THE DATA:

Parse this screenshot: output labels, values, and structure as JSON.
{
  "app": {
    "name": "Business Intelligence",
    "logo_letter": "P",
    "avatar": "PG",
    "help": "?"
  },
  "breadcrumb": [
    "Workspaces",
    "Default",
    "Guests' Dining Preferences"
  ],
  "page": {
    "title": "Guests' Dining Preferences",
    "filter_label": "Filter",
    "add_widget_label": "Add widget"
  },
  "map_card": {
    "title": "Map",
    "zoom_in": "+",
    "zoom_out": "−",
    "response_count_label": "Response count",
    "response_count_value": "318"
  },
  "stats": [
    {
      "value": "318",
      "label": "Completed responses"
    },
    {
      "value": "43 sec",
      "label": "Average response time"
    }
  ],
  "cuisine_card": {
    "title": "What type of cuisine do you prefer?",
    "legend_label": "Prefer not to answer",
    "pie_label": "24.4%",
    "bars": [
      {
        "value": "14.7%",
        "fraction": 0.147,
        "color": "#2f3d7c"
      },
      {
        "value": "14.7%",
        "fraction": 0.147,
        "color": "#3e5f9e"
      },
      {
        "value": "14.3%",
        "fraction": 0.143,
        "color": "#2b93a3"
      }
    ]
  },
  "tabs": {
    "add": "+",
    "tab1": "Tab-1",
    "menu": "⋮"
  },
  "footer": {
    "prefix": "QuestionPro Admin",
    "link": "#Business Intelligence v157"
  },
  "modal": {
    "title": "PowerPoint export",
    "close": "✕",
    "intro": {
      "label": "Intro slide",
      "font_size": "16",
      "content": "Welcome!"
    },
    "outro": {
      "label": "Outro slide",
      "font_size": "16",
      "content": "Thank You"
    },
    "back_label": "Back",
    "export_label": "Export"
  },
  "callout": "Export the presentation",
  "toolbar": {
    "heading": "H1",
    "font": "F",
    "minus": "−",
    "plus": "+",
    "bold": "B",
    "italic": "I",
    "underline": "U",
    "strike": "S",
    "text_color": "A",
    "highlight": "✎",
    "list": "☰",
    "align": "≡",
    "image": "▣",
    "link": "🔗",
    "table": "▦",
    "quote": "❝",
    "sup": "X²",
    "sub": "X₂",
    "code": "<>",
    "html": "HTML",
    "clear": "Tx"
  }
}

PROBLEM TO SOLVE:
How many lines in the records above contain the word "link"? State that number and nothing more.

REPLY TO THE EXERCISE:
2